The United Nation Office on Drugs and Crime, (UNODC), The National Agency for the Prohibition of Trafficking in Persons (NAPTIP) International Organization for Migration (IOM) and Helping hands Legal Foundation (HELP@LAW) have taken vital steps towards a successful rehabilitation and reintegration of victims worldwide by writing guides, helping nations with rehabilitation plans and providing access to justice.
However, all countries should establish a plan on how to rehabilitate and reintegrate victims of human trafficking. This plan should be basic enough in order to offer all needs but at the same time be flexible so that victims can enjoy the best possible treatment. It is crucial that authorities act as soon as they can to save the victims.

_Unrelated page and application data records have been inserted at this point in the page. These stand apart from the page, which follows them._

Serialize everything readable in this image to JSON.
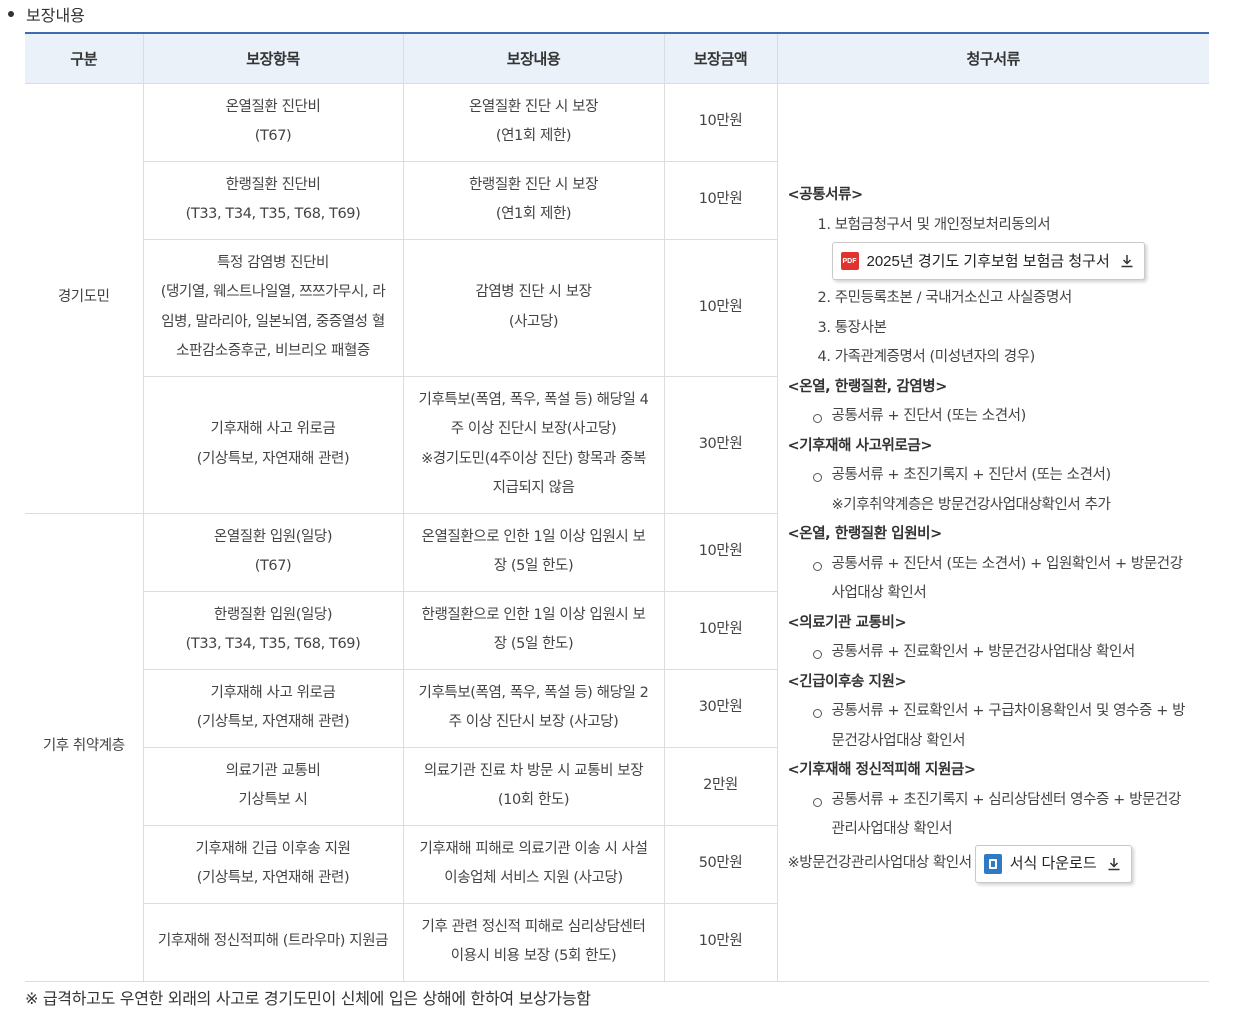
{
  "section_title": "보장내용",
  "headers": [
    "구분",
    "보장항목",
    "보장내용",
    "보장금액",
    "청구서류"
  ],
  "groups": [
    "경기도민",
    "기후 취약계층"
  ],
  "rows": [
    {
      "item": [
        "온열질환 진단비",
        "(T67)"
      ],
      "content": [
        "온열질환 진단 시 보장",
        "(연1회 제한)"
      ],
      "amount": "10만원"
    },
    {
      "item": [
        "한랭질환 진단비",
        "(T33, T34, T35, T68, T69)"
      ],
      "content": [
        "한랭질환 진단 시 보장",
        "(연1회 제한)"
      ],
      "amount": "10만원"
    },
    {
      "item": [
        "특정 감염병 진단비",
        "(댕기열, 웨스트나일열, 쯔쯔가무시, 라",
        "임병, 말라리아, 일본뇌염, 중증열성 혈",
        "소판감소증후군, 비브리오 패혈증"
      ],
      "content": [
        "감염병 진단 시 보장",
        "(사고당)"
      ],
      "amount": "10만원"
    },
    {
      "item": [
        "기후재해 사고 위로금",
        "(기상특보, 자연재해 관련)"
      ],
      "content": [
        "기후특보(폭염, 폭우, 폭설 등) 해당일 4",
        "주 이상 진단시 보장(사고당)",
        "※경기도민(4주이상 진단) 항목과 중복",
        "지급되지 않음"
      ],
      "amount": "30만원"
    },
    {
      "item": [
        "온열질환 입원(일당)",
        "(T67)"
      ],
      "content": [
        "온열질환으로 인한 1일 이상 입원시 보",
        "장 (5일 한도)"
      ],
      "amount": "10만원"
    },
    {
      "item": [
        "한랭질환 입원(일당)",
        "(T33, T34, T35, T68, T69)"
      ],
      "content": [
        "한랭질환으로 인한 1일 이상 입원시 보",
        "장 (5일 한도)"
      ],
      "amount": "10만원"
    },
    {
      "item": [
        "기후재해 사고 위로금",
        "(기상특보, 자연재해 관련)"
      ],
      "content": [
        "기후특보(폭염, 폭우, 폭설 등) 해당일 2",
        "주 이상 진단시 보장 (사고당)"
      ],
      "amount": "30만원"
    },
    {
      "item": [
        "의료기관 교통비",
        "기상특보 시"
      ],
      "content": [
        "의료기관 진료 차 방문 시 교통비 보장",
        "(10회 한도)"
      ],
      "amount": "2만원"
    },
    {
      "item": [
        "기후재해 긴급 이후송 지원",
        "(기상특보, 자연재해 관련)"
      ],
      "content": [
        "기후재해 피해로 의료기관 이송 시 사설",
        "이송업체 서비스 지원 (사고당)"
      ],
      "amount": "50만원"
    },
    {
      "item": [
        "기후재해 정신적피해 (트라우마) 지원금"
      ],
      "content": [
        "기후 관련 정신적 피해로 심리상담센터",
        "이용시 비용 보장 (5회 한도)"
      ],
      "amount": "10만원"
    }
  ],
  "docs": {
    "common_heading": "<공통서류>",
    "common_1": "1. 보험금청구서 및 개인정보처리동의서",
    "pdf_button": "2025년 경기도 기후보험 보험금 청구서",
    "pdf_icon_text": "PDF",
    "common_2": "2. 주민등록초본 / 국내거소신고 사실증명서",
    "common_3": "3. 통장사본",
    "common_4": "4. 가족관계증명서 (미성년자의 경우)",
    "h_diag": "<온열, 한랭질환, 감염병>",
    "d_diag": "공통서류 + 진단서 (또는 소견서)",
    "h_comfort": "<기후재해 사고위로금>",
    "d_comfort": "공통서류 + 초진기록지 + 진단서 (또는 소견서)",
    "n_comfort": "※기후취약계층은 방문건강사업대상확인서 추가",
    "h_hosp": "<온열, 한랭질환 입원비>",
    "d_hosp_1": "공통서류 + 진단서 (또는 소견서) + 입원확인서 + 방문건강",
    "d_hosp_2": "사업대상 확인서",
    "h_transport": "<의료기관 교통비>",
    "d_transport": "공통서류 + 진료확인서 + 방문건강사업대상 확인서",
    "h_emerg": "<긴급이후송 지원>",
    "d_emerg_1": "공통서류 + 진료확인서 + 구급차이용확인서 및 영수증 + 방",
    "d_emerg_2": "문건강사업대상 확인서",
    "h_mental": "<기후재해 정신적피해 지원금>",
    "d_mental_1": "공통서류 + 초진기록지 + 심리상담센터 영수증 + 방문건강",
    "d_mental_2": "관리사업대상 확인서",
    "final_note": "※방문건강관리사업대상 확인서",
    "form_button": "서식 다운로드"
  },
  "footnote": "※ 급격하고도 우연한 외래의 사고로 경기도민이 신체에 입은 상해에 한하여 보상가능함"
}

There should be risk assessment in order to ensure that the trafficker does not try to harm the secured victims. The IOM suggests having three stages of risk assessment. The first stage is a general risk assessment. The second stage is about the continuous review of the assessment and the third stage is to act on specific situations that occurred and might endanger the safety of the victim. Governments on their part should encourage companies to create programs which victims can be part of, this can be apprenticeships or internships designed solely for victims. Co-workers should also be prepared and educated on how to help them. This does not have to be complicated, just simple things, for example what not so say and in what situations. A recent study also reveals that Sport is a very good tool to rehabilitate and reintegrate; it helps victims to forget their traumatic experience and at the same time make new friends. The task of rescuing, rehabilitating and reintegrating the victims of human trafficking is an enormous one. We all have a role to play to make this work. The process of rescuing rehabilitating and reintegrating the victims of human trafficking is no cheap talk but hard work.
I thank my co-participants for listening and the Pontifical Academies of Sciences and Social Sciences, Vatican City for the opportunity to share my thoughts.

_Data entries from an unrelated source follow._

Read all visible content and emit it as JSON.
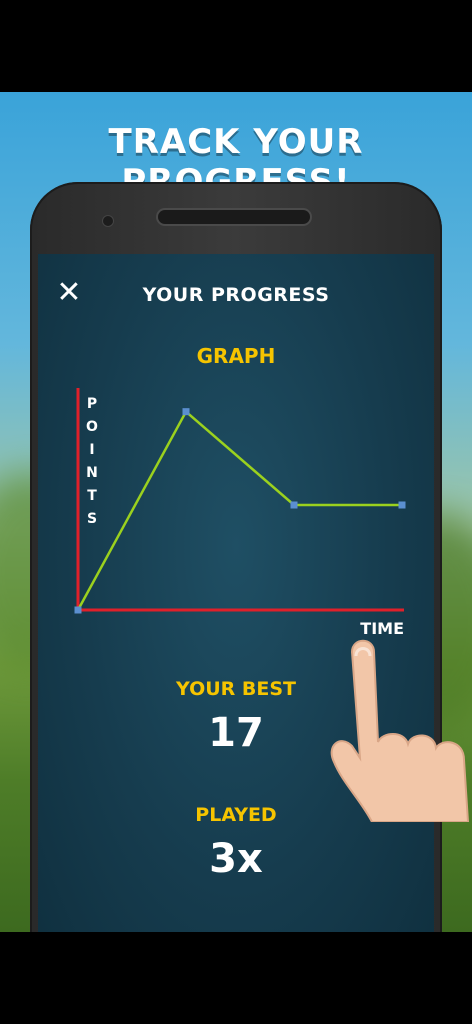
{
  "headline": "TRACK YOUR PROGRESS!",
  "screen": {
    "title": "YOUR PROGRESS",
    "close_icon": "close-icon"
  },
  "graph": {
    "label": "GRAPH"
  },
  "chart_data": {
    "type": "line",
    "title": "",
    "xlabel": "TIME",
    "ylabel": "POINTS",
    "x": [
      0,
      1,
      2,
      3
    ],
    "series": [
      {
        "values": [
          0,
          17,
          9,
          9
        ]
      }
    ],
    "ylim": [
      0,
      18
    ],
    "grid": false,
    "colors": {
      "axes": "#e0202a",
      "line": "#9bd11e",
      "points": "#5b8fd0"
    }
  },
  "stats": {
    "best_label": "YOUR BEST",
    "best_value": "17",
    "played_label": "PLAYED",
    "played_value": "3x"
  },
  "colors": {
    "accent": "#f6c400",
    "screen_bg": "#163c4e"
  }
}
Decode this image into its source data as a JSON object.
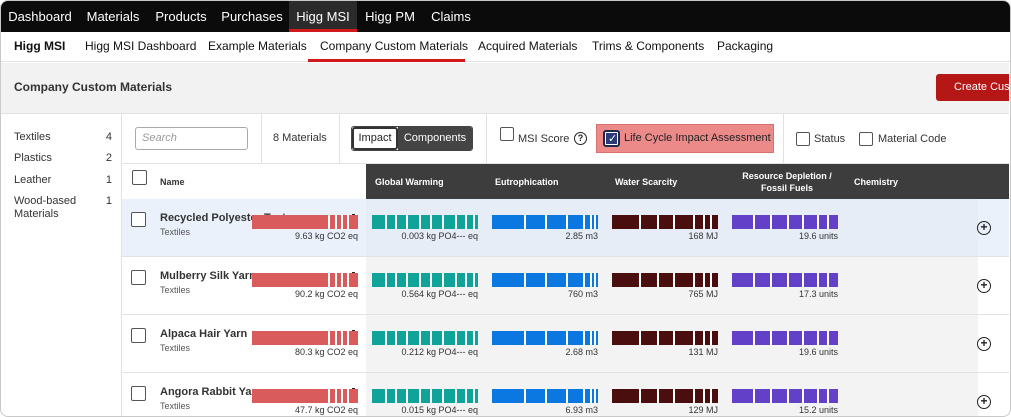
{
  "top_nav": [
    "Dashboard",
    "Materials",
    "Products",
    "Purchases",
    "Higg MSI",
    "Higg PM",
    "Claims"
  ],
  "top_nav_active": "Higg MSI",
  "sub_nav": [
    "Higg MSI",
    "Higg MSI Dashboard",
    "Example Materials",
    "Company Custom Materials",
    "Acquired Materials",
    "Trims & Components",
    "Packaging"
  ],
  "sub_nav_active": "Company Custom Materials",
  "page": {
    "title": "Company Custom Materials",
    "create_button": "Create Custom Material"
  },
  "categories": [
    {
      "label": "Textiles",
      "count": "4"
    },
    {
      "label": "Plastics",
      "count": "2"
    },
    {
      "label": "Leather",
      "count": "1"
    },
    {
      "label": "Wood-based Materials",
      "count": "1"
    }
  ],
  "filters": {
    "search_placeholder": "Search",
    "materials_count": "8 Materials",
    "toggle_left": "Impact",
    "toggle_right": "Components",
    "msi_score": "MSI Score",
    "help_icon": "?",
    "lca": "Life Cycle Impact Assessment",
    "status": "Status",
    "material_code": "Material Code"
  },
  "columns": {
    "name": "Name",
    "impacts": [
      "Global Warming",
      "Eutrophication",
      "Water Scarcity",
      "Resource Depletion / Fossil Fuels",
      "Chemistry"
    ]
  },
  "impact_colors": [
    "#d95b5b",
    "#0fa39a",
    "#0a78e0",
    "#4a0e0e",
    "#6240c8"
  ],
  "rows": [
    {
      "name": "Recycled Polyester Test",
      "category": "Textiles",
      "selected": true,
      "values": [
        "9.63 kg CO2 eq",
        "0.003 kg PO4--- eq",
        "2.85 m3",
        "168 MJ",
        "19.6 units"
      ]
    },
    {
      "name": "Mulberry Silk Yarn",
      "category": "Textiles",
      "selected": false,
      "values": [
        "90.2 kg CO2 eq",
        "0.564 kg PO4--- eq",
        "760 m3",
        "765 MJ",
        "17.3 units"
      ]
    },
    {
      "name": "Alpaca Hair Yarn",
      "category": "Textiles",
      "selected": false,
      "values": [
        "80.3 kg CO2 eq",
        "0.212 kg PO4--- eq",
        "2.68 m3",
        "131 MJ",
        "19.6 units"
      ]
    },
    {
      "name": "Angora Rabbit Yarn",
      "category": "Textiles",
      "selected": false,
      "values": [
        "47.7 kg CO2 eq",
        "0.015 kg PO4--- eq",
        "6.93 m3",
        "129 MJ",
        "15.2 units"
      ]
    }
  ]
}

1. A study on the rehabilitation of victims of trafficking. Accessed on 25 November 2019.
2. Blue Heart campaign against human trafficking.
4. Human trafficking: A pandemic of the 21st Century. Accessed on 25 November 2019.
5. Human Trafficking, a fast growing crime. Accessed on 25 November 2019.
6. Human Trafficking and Organised Crime: An Epidemic in Plain Sight, Honourable Justice C.M.A. Olatoregun, 2018.